■ **WHAT TO DO**
Each line of the listing below must be retyped as given.

*** Opening MATERIALS PROVIDED ***

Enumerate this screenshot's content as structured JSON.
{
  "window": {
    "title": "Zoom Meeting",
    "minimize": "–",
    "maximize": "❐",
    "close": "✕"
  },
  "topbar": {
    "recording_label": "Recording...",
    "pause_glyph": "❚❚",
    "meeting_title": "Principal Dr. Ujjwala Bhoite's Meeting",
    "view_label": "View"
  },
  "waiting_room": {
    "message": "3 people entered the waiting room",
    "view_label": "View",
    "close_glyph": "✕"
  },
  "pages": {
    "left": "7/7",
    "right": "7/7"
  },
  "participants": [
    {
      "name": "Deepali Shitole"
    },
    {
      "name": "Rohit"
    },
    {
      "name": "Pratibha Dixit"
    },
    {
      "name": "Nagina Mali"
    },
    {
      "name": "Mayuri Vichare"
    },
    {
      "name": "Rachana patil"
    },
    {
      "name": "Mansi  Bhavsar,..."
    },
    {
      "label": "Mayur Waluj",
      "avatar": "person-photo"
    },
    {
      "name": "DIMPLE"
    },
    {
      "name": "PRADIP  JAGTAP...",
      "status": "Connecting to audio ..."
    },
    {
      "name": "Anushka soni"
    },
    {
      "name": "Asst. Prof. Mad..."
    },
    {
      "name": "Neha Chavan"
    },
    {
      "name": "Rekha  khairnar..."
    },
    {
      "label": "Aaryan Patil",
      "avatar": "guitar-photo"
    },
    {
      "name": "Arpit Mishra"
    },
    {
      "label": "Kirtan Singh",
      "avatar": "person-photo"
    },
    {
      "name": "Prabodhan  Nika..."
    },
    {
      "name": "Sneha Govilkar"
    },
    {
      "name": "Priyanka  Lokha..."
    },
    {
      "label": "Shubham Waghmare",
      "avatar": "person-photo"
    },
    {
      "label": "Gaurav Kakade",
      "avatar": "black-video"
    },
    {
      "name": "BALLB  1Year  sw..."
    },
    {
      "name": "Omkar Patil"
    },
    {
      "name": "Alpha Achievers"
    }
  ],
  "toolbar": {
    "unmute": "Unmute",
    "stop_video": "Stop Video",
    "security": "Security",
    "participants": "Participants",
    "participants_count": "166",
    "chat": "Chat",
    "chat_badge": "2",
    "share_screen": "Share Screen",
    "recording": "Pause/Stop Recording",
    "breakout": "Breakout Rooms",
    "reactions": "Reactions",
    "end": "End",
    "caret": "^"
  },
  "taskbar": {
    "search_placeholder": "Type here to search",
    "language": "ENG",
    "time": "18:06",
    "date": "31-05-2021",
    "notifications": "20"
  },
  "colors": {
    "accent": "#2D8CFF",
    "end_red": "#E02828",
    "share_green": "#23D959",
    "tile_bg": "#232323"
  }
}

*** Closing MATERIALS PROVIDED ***

■ **SOLUTION FOR THIS PROBLEM**
Enumerate this screenshot's content as structured JSON.
{
  "window": {
    "title": "Zoom Meeting",
    "minimize": "–",
    "maximize": "❐",
    "close": "✕"
  },
  "topbar": {
    "recording_label": "Recording...",
    "pause_glyph": "❚❚",
    "meeting_title": "Principal Dr. Ujjwala Bhoite's Meeting",
    "view_label": "View"
  },
  "waiting_room": {
    "message": "3 people entered the waiting room",
    "view_label": "View",
    "close_glyph": "✕"
  },
  "pages": {
    "left": "7/7",
    "right": "7/7"
  },
  "participants": [
    {
      "name": "Deepali Shitole"
    },
    {
      "name": "Rohit"
    },
    {
      "name": "Pratibha Dixit"
    },
    {
      "name": "Nagina Mali"
    },
    {
      "name": "Mayuri Vichare"
    },
    {
      "name": "Rachana patil"
    },
    {
      "name": "Mansi  Bhavsar,..."
    },
    {
      "label": "Mayur Waluj",
      "avatar": "person-photo"
    },
    {
      "name": "DIMPLE"
    },
    {
      "name": "PRADIP  JAGTAP...",
      "status": "Connecting to audio ..."
    },
    {
      "name": "Anushka soni"
    },
    {
      "name": "Asst. Prof. Mad..."
    },
    {
      "name": "Neha Chavan"
    },
    {
      "name": "Rekha  khairnar..."
    },
    {
      "label": "Aaryan Patil",
      "avatar": "guitar-photo"
    },
    {
      "name": "Arpit Mishra"
    },
    {
      "label": "Kirtan Singh",
      "avatar": "person-photo"
    },
    {
      "name": "Prabodhan  Nika..."
    },
    {
      "name": "Sneha Govilkar"
    },
    {
      "name": "Priyanka  Lokha..."
    },
    {
      "label": "Shubham Waghmare",
      "avatar": "person-photo"
    },
    {
      "label": "Gaurav Kakade",
      "avatar": "black-video"
    },
    {
      "name": "BALLB  1Year  sw..."
    },
    {
      "name": "Omkar Patil"
    },
    {
      "name": "Alpha Achievers"
    }
  ],
  "toolbar": {
    "unmute": "Unmute",
    "stop_video": "Stop Video",
    "security": "Security",
    "participants": "Participants",
    "participants_count": "166",
    "chat": "Chat",
    "chat_badge": "2",
    "share_screen": "Share Screen",
    "recording": "Pause/Stop Recording",
    "breakout": "Breakout Rooms",
    "reactions": "Reactions",
    "end": "End",
    "caret": "^"
  },
  "taskbar": {
    "search_placeholder": "Type here to search",
    "language": "ENG",
    "time": "18:06",
    "date": "31-05-2021",
    "notifications": "20"
  },
  "colors": {
    "accent": "#2D8CFF",
    "end_red": "#E02828",
    "share_green": "#23D959",
    "tile_bg": "#232323"
  }
}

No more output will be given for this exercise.